The last three years have certainly been both active and fruitful times, with 27 new Fresh Expressions established since 2015 and many pioneering leaders identified and trained. Next February’s annual SA-FX gathering will see 170 people already involved in or interested in pioneering work join for a time of resourcing and learning from one another, whilst regional events provide conversational spaces for connection and networks to grow. The benefit of FX involvement is clear – providing a clear framework and rationale for SA pioneering work – but, as Andrew points out, there is a mutual benefit when organisations enter into partnership and learn from one another: “There are similarities between the SA and FX movement, with both sharing a background of moving from mainstream models of church to exploring the margins. We believe that we offer the FX movement the benefit of our own background and experience – challenging FX to think differently about church, and learning from each other.”

This mutuality and connectedness is one area which Andrew reflects on as a highlight of his own engagement with the SA-FX partnership. “We are stronger together,” he offers, explaining how ecumenism offers opportunities for interactions which can inspire and open new spaces. “Alongside the joy of seeing communities change and people come to faith, seeing how leaders from different backgrounds and traditions work and learn together is great.” Of course, alongside the highlights there are also challenges – and all involved in FX may well relate to Andrew and Andrea’s experiences of “internal battles” within the organisation as edges are pushed and norms are challenged. “These feel like normal birth-pains of change,” Andrew shared, “but it’s not easy, and struggles within the organisation make us very aware of how long the journey to change can take.”

Despite the challenges, key work has been done over the past three years which will ensure that the SA-FX partnership is set in good stead for the future – and there are many examples nationally of SA-FXs which are engaging with people in new ways.
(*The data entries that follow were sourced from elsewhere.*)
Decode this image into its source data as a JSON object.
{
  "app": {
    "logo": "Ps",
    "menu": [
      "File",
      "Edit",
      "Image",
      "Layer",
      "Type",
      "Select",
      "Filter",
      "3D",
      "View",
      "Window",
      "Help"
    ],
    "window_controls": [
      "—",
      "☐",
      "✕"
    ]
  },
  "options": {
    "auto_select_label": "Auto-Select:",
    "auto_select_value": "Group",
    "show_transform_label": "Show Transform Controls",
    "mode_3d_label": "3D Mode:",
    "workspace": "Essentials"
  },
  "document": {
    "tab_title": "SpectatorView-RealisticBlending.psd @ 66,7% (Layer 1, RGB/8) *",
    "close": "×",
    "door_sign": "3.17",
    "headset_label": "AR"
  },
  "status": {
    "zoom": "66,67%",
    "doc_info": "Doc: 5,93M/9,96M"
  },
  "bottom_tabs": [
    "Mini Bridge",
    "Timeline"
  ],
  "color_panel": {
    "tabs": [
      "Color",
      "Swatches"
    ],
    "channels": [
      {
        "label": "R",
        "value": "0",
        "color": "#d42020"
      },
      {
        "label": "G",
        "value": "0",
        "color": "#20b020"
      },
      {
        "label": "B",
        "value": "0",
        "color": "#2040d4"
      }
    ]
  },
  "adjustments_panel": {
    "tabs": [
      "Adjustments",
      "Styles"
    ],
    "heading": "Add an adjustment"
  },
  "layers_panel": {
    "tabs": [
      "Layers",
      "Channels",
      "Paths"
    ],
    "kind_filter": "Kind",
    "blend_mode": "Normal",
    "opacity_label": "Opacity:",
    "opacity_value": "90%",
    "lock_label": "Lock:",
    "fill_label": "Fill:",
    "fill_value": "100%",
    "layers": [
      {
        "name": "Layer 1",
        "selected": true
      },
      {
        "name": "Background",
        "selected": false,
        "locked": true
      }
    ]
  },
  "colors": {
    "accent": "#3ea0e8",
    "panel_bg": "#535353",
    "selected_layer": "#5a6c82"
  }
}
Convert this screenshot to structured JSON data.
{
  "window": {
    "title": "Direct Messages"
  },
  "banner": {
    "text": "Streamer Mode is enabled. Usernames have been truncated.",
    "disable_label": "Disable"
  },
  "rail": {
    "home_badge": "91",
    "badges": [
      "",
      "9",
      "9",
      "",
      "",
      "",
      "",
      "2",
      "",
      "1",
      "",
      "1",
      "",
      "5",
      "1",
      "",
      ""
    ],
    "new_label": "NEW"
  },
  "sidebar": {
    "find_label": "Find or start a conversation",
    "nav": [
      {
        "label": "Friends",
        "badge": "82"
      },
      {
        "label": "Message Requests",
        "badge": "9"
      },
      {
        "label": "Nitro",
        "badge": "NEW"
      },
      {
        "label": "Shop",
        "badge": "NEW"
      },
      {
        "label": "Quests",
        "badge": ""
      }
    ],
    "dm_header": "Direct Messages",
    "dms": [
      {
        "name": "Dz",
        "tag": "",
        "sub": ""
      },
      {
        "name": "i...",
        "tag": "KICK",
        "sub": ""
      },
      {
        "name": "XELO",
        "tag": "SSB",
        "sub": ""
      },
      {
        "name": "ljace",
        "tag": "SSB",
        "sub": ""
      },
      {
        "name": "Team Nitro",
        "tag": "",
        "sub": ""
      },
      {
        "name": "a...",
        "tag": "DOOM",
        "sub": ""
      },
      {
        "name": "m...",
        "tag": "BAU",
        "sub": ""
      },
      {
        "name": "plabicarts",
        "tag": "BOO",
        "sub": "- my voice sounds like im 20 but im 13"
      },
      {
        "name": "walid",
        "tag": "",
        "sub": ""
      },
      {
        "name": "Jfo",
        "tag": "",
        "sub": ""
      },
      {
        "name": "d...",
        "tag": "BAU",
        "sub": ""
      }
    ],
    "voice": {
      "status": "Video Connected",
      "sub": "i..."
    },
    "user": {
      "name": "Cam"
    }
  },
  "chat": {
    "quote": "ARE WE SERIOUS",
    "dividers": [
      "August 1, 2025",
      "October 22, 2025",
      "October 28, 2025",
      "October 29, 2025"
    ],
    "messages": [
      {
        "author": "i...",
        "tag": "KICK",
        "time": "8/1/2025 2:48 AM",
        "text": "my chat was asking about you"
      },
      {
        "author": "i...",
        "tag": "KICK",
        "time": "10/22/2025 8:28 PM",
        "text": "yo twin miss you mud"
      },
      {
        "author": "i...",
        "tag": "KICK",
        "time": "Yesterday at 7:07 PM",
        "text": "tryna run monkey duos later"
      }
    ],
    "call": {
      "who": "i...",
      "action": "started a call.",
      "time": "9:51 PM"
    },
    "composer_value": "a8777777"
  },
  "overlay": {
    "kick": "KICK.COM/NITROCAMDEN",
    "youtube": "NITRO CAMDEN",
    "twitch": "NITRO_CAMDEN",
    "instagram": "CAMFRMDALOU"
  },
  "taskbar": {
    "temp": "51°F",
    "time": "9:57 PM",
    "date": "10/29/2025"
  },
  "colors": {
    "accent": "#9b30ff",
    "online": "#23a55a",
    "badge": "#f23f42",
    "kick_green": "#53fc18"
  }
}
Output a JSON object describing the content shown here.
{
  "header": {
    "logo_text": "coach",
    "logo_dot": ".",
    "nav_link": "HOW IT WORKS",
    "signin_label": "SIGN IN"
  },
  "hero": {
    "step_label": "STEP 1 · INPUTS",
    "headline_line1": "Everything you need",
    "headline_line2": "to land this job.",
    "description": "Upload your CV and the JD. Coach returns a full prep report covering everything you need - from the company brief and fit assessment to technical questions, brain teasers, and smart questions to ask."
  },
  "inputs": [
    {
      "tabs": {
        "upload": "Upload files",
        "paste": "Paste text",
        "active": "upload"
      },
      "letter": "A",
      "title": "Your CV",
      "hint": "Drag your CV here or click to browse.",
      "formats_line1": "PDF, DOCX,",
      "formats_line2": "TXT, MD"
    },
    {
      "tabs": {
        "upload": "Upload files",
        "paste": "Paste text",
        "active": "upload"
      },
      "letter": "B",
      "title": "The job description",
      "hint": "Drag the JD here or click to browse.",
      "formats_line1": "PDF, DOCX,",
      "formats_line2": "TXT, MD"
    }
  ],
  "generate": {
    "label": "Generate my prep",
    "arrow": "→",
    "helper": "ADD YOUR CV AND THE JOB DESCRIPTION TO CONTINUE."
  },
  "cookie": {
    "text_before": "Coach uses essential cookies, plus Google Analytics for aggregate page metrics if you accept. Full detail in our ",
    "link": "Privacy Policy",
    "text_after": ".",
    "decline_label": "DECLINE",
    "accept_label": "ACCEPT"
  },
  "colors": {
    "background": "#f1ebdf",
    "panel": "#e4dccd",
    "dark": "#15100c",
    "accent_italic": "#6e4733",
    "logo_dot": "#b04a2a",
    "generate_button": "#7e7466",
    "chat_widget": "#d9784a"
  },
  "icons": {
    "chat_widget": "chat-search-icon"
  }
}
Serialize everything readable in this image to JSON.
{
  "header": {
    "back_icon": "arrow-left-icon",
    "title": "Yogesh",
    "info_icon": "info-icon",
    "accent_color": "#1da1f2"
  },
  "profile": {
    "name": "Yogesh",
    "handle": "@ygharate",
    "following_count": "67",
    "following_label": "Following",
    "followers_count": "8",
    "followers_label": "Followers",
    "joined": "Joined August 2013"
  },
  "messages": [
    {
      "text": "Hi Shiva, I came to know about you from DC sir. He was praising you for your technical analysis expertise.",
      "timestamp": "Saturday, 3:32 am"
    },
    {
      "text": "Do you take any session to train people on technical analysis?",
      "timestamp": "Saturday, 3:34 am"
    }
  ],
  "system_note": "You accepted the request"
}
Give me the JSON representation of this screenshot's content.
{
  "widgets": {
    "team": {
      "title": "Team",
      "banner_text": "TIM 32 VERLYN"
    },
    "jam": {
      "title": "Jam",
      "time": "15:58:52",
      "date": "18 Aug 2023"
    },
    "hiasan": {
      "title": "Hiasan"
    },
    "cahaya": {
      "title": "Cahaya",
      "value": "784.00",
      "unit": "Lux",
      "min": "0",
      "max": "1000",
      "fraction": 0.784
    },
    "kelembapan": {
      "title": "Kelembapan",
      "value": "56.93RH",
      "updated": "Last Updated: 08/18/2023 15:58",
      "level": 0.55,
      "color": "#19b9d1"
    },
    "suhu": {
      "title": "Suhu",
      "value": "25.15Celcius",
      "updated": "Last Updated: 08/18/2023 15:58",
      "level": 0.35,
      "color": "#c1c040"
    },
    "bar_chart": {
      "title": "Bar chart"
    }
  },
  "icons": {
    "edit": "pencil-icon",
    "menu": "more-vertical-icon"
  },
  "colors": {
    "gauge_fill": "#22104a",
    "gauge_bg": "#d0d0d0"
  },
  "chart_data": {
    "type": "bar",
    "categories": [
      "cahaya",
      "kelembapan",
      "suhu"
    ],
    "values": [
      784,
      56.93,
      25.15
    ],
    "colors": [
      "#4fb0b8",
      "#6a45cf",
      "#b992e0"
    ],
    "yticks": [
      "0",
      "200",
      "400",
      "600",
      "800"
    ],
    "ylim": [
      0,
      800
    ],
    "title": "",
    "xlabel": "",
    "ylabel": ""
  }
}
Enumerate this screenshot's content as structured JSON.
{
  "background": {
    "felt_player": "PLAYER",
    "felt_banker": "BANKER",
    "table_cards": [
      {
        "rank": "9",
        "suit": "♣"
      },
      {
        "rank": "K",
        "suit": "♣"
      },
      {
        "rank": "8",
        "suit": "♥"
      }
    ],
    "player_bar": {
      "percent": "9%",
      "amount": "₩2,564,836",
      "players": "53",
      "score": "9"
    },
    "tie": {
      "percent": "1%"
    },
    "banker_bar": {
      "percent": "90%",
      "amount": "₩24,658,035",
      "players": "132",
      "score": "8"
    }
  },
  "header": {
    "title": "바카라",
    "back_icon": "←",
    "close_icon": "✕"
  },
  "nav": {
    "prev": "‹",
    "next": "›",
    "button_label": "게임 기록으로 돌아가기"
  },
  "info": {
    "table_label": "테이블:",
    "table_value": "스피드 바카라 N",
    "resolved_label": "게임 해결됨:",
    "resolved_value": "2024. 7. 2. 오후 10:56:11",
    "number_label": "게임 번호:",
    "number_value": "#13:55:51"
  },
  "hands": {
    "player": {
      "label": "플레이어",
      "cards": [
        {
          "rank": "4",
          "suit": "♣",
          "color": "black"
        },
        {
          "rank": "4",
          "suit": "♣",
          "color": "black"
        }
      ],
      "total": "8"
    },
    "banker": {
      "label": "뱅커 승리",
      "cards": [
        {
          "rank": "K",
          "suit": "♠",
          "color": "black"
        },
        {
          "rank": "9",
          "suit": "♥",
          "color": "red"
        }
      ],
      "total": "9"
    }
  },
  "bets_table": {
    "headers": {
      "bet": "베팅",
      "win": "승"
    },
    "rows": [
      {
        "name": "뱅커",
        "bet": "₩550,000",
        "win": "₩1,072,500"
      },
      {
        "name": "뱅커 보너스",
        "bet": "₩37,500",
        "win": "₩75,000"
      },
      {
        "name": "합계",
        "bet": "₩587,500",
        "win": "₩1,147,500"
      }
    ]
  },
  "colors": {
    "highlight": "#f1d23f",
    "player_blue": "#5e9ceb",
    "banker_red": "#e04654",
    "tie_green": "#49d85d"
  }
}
From new models of church for incoming Roma migrants in Kent – “messy, chaotic, intergenerational, and often people’s first ever experience of church” – to coffee shops established by churches to engage with people in areas of economic deprivation in London, Andrew speaks of SA-FXs across the country which are offering new models of church in culturally relevant ways for their context. One rural expression is perhaps particularly contextually embedded – developing equine ministry amongst people with disabilities in the Forest of Dean!

Within all the new initiatives, gatherings and developments however, Andrew and Andrea’s overall goal remains constant: “We want to see pioneering models of ministry become the norm, not the exception, across the whole Salvation Army,” Andrew says. “We would like to see Fresh Expressions established and flourishing across all 22 divisions, and whilst this will have big implications for training and resourcing – we are ready to help steer that course.” Andrew and Andrea are currently mentoring advocates who will in turn roll-out training nationally for those involved in SA ministry who want to connect with and develop FX in their context, but also see their role as long-term and are committed to developing the SA-FX partnership: “We’ve come from a context of 23 years of ministry in one church,” Andrew shared, “we’re not afraid of the long-haul!”

For more information about Salvation Army Fresh Expressions, and how to get involved or join one of the regional or national gatherings, head over to